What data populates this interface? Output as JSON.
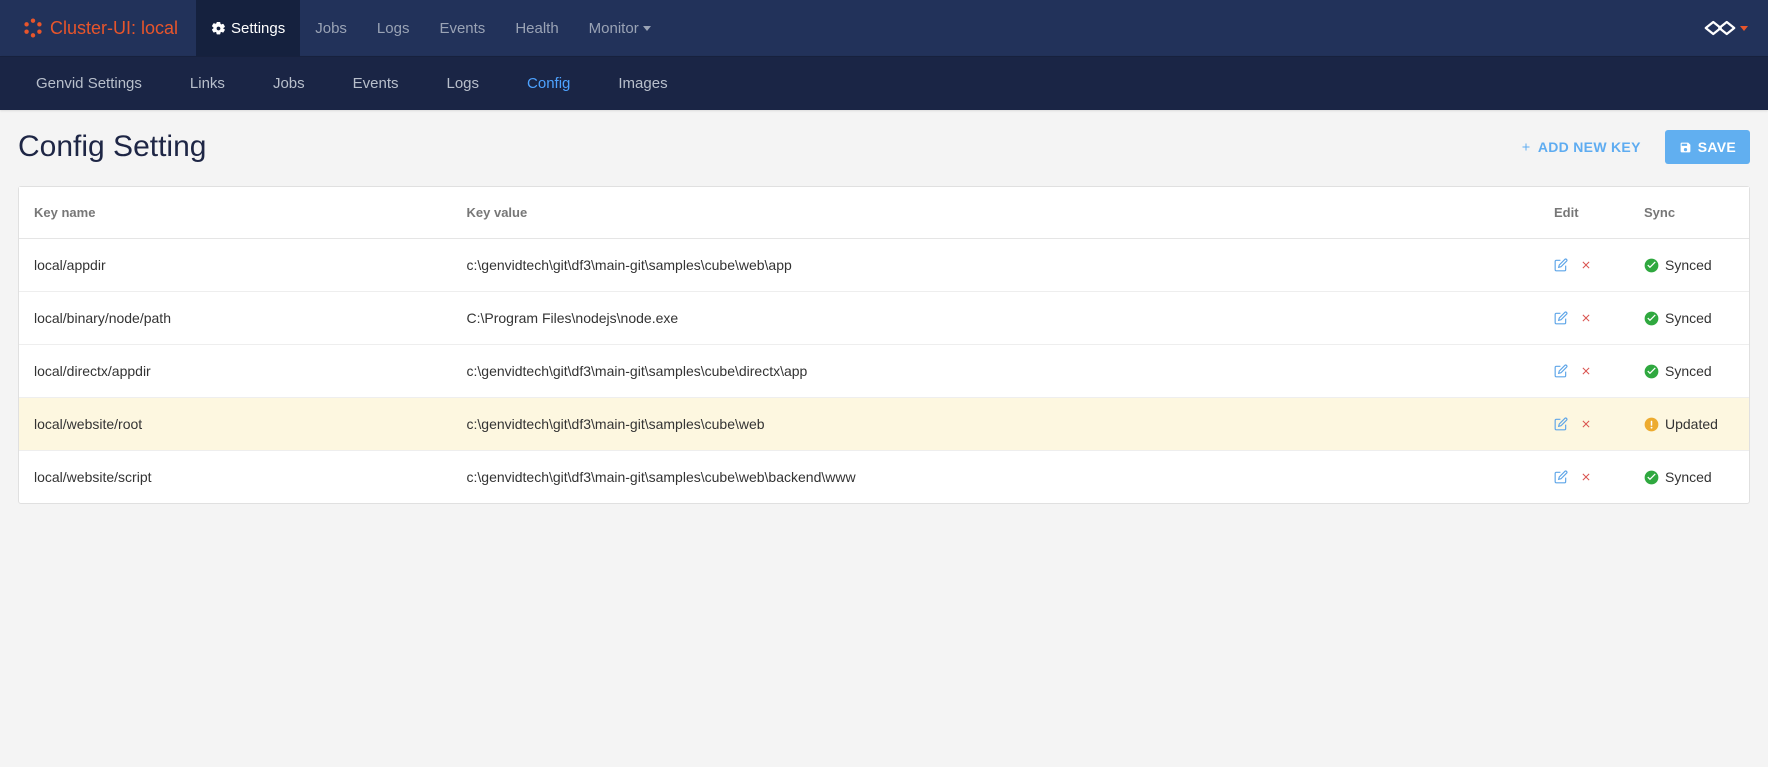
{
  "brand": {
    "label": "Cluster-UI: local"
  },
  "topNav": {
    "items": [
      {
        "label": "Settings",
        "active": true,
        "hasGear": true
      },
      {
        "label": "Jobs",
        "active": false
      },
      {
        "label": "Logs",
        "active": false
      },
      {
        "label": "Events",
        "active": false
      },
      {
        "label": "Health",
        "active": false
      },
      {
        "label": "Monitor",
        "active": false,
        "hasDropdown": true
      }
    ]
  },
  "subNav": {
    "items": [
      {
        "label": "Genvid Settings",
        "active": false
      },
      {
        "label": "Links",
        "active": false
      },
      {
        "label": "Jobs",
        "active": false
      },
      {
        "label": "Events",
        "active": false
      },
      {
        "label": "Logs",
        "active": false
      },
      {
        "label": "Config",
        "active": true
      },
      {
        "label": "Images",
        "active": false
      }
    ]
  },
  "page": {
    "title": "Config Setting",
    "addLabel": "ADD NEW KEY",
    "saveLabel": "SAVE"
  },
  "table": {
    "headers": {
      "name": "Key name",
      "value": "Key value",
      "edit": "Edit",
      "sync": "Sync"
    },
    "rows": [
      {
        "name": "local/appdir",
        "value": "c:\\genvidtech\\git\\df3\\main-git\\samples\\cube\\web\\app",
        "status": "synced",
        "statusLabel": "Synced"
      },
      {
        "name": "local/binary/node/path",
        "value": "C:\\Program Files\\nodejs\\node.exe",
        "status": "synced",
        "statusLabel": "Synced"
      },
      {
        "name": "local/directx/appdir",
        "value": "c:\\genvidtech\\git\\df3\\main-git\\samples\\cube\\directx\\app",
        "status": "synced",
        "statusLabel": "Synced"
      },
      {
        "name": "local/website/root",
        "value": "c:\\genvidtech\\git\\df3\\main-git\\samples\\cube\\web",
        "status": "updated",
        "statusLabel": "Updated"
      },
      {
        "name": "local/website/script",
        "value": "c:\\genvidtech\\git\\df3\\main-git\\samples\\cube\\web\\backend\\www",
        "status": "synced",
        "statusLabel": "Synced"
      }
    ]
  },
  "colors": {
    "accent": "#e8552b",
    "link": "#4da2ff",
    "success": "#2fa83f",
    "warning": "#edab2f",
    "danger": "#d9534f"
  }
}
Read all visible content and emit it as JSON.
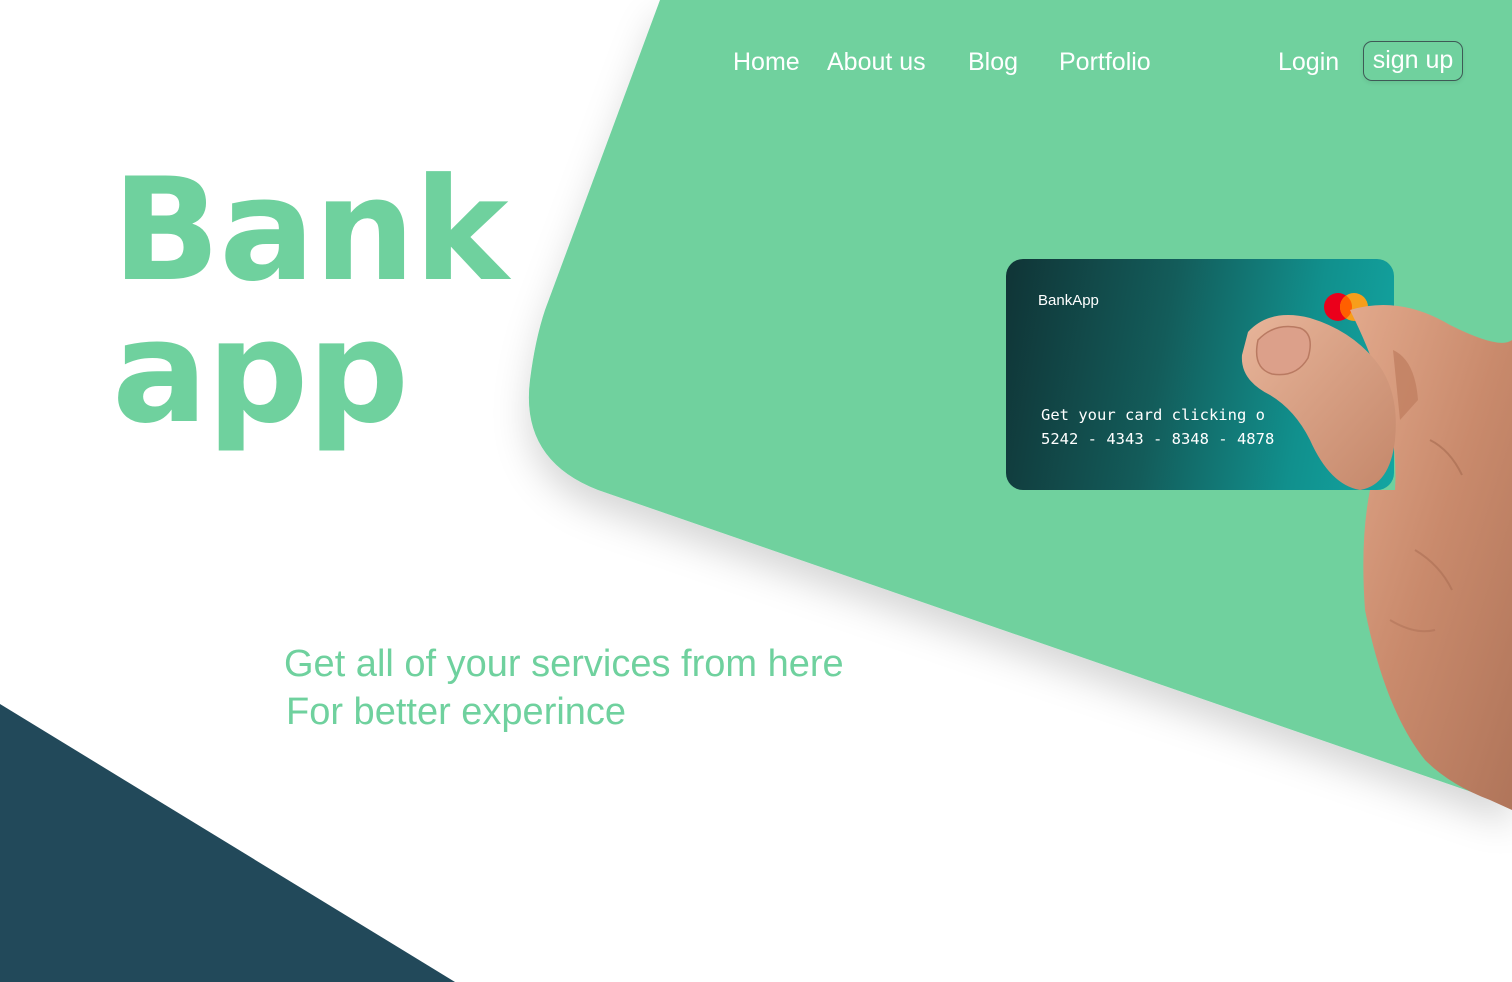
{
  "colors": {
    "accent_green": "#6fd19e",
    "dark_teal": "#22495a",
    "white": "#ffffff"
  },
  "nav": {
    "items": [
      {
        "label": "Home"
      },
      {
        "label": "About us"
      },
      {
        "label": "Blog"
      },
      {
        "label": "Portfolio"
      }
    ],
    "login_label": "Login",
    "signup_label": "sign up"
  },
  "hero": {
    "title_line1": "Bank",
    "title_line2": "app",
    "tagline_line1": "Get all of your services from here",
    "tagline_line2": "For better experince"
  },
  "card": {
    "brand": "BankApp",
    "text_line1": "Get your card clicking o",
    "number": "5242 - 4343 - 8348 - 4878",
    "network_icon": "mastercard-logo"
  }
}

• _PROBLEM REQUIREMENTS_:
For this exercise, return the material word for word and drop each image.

• _SOLUTION TO THIS PROBLEM_:
What data populates this interface? Output as JSON.
{
  "brand": {
    "label": "Cluster-UI: local"
  },
  "topNav": {
    "items": [
      {
        "label": "Settings",
        "active": true,
        "hasGear": true
      },
      {
        "label": "Jobs",
        "active": false
      },
      {
        "label": "Logs",
        "active": false
      },
      {
        "label": "Events",
        "active": false
      },
      {
        "label": "Health",
        "active": false
      },
      {
        "label": "Monitor",
        "active": false,
        "hasDropdown": true
      }
    ]
  },
  "subNav": {
    "items": [
      {
        "label": "Genvid Settings",
        "active": false
      },
      {
        "label": "Links",
        "active": false
      },
      {
        "label": "Jobs",
        "active": false
      },
      {
        "label": "Events",
        "active": false
      },
      {
        "label": "Logs",
        "active": false
      },
      {
        "label": "Config",
        "active": true
      },
      {
        "label": "Images",
        "active": false
      }
    ]
  },
  "page": {
    "title": "Config Setting",
    "addLabel": "ADD NEW KEY",
    "saveLabel": "SAVE"
  },
  "table": {
    "headers": {
      "name": "Key name",
      "value": "Key value",
      "edit": "Edit",
      "sync": "Sync"
    },
    "rows": [
      {
        "name": "local/appdir",
        "value": "c:\\genvidtech\\git\\df3\\main-git\\samples\\cube\\web\\app",
        "status": "synced",
        "statusLabel": "Synced"
      },
      {
        "name": "local/binary/node/path",
        "value": "C:\\Program Files\\nodejs\\node.exe",
        "status": "synced",
        "statusLabel": "Synced"
      },
      {
        "name": "local/directx/appdir",
        "value": "c:\\genvidtech\\git\\df3\\main-git\\samples\\cube\\directx\\app",
        "status": "synced",
        "statusLabel": "Synced"
      },
      {
        "name": "local/website/root",
        "value": "c:\\genvidtech\\git\\df3\\main-git\\samples\\cube\\web",
        "status": "updated",
        "statusLabel": "Updated"
      },
      {
        "name": "local/website/script",
        "value": "c:\\genvidtech\\git\\df3\\main-git\\samples\\cube\\web\\backend\\www",
        "status": "synced",
        "statusLabel": "Synced"
      }
    ]
  },
  "colors": {
    "accent": "#e8552b",
    "link": "#4da2ff",
    "success": "#2fa83f",
    "warning": "#edab2f",
    "danger": "#d9534f"
  }
}
Read all visible content and emit it as JSON.
{
  "colors": {
    "accent_green": "#6fd19e",
    "dark_teal": "#22495a",
    "white": "#ffffff"
  },
  "nav": {
    "items": [
      {
        "label": "Home"
      },
      {
        "label": "About us"
      },
      {
        "label": "Blog"
      },
      {
        "label": "Portfolio"
      }
    ],
    "login_label": "Login",
    "signup_label": "sign up"
  },
  "hero": {
    "title_line1": "Bank",
    "title_line2": "app",
    "tagline_line1": "Get all of your services from here",
    "tagline_line2": "For better experince"
  },
  "card": {
    "brand": "BankApp",
    "text_line1": "Get your card clicking o",
    "number": "5242 - 4343 - 8348 - 4878",
    "network_icon": "mastercard-logo"
  }
}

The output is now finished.